TASK MATERIAL:

....

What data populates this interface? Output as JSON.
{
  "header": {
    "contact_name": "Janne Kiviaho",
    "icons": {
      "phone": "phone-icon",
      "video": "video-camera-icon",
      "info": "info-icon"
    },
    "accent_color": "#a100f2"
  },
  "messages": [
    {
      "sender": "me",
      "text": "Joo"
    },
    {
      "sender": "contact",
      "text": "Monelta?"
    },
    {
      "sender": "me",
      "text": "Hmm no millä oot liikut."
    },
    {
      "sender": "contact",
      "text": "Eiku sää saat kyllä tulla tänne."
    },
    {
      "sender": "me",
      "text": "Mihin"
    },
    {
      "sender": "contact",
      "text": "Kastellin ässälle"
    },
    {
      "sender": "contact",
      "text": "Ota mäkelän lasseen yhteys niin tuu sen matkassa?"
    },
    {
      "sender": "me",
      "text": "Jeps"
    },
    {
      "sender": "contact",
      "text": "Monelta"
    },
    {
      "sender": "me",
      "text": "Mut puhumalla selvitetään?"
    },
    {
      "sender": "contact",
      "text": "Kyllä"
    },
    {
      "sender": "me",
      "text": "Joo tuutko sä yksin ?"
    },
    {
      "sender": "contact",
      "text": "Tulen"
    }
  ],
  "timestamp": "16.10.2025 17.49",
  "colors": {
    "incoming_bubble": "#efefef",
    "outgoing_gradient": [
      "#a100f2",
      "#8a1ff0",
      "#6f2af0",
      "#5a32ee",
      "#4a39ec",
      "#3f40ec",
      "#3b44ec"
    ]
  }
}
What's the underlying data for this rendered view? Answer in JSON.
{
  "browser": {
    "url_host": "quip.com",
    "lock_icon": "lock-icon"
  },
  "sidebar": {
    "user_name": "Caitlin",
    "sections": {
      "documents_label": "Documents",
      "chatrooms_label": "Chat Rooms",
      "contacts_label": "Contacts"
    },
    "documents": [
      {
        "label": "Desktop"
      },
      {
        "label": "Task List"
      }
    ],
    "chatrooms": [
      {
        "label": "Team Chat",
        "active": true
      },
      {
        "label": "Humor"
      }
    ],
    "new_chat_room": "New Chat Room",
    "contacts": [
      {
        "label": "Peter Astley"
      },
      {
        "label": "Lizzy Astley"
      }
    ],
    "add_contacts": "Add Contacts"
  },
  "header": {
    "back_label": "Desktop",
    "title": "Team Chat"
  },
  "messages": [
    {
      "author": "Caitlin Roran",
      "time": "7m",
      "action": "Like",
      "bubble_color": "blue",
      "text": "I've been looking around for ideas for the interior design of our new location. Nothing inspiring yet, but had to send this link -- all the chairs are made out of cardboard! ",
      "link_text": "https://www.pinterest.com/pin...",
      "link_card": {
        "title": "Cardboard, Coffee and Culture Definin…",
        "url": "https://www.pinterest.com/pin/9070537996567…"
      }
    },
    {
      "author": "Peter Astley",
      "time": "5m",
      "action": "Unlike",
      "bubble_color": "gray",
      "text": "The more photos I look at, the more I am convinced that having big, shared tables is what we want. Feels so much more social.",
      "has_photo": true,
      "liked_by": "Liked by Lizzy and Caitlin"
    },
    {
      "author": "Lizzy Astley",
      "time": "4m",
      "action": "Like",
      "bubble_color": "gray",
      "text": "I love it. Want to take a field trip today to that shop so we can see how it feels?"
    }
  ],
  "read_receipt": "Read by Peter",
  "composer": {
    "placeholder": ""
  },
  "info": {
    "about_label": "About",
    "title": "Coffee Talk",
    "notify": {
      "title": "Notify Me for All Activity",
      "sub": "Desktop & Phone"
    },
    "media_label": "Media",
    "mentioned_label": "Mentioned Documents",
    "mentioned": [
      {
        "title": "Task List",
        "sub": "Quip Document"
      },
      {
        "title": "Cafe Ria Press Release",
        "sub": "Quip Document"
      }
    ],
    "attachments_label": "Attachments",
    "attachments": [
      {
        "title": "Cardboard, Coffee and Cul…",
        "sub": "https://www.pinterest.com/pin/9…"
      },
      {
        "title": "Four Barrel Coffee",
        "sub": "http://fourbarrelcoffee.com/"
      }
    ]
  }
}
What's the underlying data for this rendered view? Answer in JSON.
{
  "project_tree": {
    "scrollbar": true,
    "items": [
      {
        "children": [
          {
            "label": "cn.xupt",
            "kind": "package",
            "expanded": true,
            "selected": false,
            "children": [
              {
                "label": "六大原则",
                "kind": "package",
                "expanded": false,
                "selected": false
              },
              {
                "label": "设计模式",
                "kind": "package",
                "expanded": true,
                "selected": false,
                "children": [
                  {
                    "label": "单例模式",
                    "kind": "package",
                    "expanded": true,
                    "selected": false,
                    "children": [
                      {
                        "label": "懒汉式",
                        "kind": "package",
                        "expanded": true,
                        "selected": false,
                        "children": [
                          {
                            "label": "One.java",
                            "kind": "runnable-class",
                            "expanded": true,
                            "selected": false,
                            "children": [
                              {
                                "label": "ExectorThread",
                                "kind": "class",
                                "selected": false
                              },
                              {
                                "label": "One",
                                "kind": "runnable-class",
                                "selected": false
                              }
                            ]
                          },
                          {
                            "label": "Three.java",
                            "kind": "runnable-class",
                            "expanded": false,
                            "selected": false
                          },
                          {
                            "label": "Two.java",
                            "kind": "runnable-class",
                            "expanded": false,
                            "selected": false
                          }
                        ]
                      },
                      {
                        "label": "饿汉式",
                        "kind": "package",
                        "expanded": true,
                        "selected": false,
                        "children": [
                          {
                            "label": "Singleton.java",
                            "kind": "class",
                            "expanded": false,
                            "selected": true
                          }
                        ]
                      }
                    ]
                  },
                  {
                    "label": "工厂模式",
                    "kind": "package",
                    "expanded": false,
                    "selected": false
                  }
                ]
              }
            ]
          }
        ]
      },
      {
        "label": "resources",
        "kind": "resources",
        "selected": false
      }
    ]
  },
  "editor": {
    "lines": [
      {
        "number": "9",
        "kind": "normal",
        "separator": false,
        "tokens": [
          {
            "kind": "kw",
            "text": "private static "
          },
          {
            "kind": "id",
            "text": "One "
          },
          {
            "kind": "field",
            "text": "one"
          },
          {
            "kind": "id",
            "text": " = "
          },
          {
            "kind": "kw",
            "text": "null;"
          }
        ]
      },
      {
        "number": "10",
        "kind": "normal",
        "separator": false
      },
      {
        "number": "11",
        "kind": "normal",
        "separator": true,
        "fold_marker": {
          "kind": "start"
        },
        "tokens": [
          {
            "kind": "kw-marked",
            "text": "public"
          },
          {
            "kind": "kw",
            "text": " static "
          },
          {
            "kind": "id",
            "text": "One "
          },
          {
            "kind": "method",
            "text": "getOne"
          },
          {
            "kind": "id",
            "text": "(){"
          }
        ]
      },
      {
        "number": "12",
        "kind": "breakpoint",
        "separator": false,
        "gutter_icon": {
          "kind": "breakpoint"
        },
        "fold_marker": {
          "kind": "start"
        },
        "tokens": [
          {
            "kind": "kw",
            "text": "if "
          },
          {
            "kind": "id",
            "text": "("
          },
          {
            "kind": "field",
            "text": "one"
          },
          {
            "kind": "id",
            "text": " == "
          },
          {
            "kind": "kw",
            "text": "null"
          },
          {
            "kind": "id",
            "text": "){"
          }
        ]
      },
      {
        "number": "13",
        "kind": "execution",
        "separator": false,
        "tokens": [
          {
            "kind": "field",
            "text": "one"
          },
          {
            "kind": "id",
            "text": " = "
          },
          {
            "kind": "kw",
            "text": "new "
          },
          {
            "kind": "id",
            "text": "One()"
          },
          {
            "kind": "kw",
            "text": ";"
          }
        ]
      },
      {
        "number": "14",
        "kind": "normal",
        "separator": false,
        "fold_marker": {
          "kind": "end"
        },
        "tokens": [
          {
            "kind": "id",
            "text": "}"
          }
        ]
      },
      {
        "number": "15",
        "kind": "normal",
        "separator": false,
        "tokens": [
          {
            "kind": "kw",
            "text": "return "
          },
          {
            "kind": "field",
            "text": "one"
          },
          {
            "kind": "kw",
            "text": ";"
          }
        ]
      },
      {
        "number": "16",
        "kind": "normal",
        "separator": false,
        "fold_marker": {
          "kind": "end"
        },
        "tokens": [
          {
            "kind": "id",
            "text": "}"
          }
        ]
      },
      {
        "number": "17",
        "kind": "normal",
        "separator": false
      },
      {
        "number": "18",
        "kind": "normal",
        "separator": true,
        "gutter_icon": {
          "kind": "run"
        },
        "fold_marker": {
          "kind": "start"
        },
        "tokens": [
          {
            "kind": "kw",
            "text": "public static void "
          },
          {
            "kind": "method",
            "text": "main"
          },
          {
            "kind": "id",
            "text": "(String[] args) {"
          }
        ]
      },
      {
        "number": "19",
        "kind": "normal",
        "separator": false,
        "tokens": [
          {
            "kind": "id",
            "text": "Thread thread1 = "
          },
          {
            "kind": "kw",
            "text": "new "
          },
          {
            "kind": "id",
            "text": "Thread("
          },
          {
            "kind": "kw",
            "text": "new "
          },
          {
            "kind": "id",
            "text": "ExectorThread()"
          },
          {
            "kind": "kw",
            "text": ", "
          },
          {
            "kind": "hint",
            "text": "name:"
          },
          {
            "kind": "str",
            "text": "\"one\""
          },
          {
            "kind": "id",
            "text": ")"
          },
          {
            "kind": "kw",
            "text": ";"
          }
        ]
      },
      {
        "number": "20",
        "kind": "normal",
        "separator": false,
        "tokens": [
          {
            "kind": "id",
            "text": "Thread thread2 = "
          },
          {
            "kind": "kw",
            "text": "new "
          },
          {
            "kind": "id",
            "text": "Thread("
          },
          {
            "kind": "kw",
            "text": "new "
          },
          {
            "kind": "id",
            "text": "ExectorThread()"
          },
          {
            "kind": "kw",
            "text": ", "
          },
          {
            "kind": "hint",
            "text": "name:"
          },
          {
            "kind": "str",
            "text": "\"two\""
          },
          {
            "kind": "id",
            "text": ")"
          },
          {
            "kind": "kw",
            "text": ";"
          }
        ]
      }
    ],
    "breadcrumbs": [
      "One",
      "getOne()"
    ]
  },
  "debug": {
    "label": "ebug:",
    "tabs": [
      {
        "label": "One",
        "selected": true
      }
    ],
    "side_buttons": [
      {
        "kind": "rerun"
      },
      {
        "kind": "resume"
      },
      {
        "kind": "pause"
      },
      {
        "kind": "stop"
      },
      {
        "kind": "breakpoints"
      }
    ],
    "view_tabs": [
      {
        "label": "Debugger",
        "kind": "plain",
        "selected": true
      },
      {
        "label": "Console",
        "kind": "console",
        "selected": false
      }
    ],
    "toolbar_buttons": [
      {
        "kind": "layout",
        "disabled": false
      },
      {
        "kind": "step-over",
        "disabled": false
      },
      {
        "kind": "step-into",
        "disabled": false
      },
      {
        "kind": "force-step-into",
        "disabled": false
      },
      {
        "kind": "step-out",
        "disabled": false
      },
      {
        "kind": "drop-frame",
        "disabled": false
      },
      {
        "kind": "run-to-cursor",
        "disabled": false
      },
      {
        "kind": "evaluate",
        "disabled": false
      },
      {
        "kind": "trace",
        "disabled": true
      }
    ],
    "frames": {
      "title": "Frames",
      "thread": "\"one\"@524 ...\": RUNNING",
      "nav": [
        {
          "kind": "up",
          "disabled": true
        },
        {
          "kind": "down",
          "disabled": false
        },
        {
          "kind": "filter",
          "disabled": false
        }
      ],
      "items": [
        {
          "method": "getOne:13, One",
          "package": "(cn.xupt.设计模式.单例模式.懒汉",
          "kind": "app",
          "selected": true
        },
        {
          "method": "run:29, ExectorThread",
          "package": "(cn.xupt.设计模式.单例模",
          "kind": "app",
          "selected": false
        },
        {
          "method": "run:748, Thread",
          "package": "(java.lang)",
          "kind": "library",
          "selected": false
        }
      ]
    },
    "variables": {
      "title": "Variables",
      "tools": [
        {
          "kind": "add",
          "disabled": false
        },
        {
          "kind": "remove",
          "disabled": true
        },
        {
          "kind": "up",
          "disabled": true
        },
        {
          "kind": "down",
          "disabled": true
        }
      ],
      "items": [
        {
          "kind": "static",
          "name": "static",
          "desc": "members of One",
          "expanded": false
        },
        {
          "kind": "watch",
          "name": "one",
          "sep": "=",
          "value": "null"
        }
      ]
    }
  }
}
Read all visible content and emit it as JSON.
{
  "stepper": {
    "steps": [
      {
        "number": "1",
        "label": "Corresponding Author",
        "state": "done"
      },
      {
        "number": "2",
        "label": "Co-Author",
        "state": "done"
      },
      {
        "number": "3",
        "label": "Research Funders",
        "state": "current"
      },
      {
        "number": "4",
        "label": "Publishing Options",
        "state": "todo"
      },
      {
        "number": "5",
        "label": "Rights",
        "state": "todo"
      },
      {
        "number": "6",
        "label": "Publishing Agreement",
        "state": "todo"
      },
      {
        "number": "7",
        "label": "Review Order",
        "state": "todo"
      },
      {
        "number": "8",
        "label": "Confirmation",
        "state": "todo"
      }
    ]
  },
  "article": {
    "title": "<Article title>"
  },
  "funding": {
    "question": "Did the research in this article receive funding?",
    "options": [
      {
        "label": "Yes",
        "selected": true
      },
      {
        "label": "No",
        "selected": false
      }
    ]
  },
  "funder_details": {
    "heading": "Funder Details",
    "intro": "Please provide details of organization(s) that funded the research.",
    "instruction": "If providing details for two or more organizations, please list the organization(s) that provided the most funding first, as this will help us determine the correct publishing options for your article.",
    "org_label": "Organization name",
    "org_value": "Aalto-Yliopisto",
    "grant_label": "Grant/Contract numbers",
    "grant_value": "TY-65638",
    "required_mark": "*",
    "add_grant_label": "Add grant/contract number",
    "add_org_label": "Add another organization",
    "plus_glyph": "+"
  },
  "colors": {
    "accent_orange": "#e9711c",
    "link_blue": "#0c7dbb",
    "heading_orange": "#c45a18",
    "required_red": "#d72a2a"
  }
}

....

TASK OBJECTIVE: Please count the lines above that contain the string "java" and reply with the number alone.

RESULT FOR THIS TASK: 5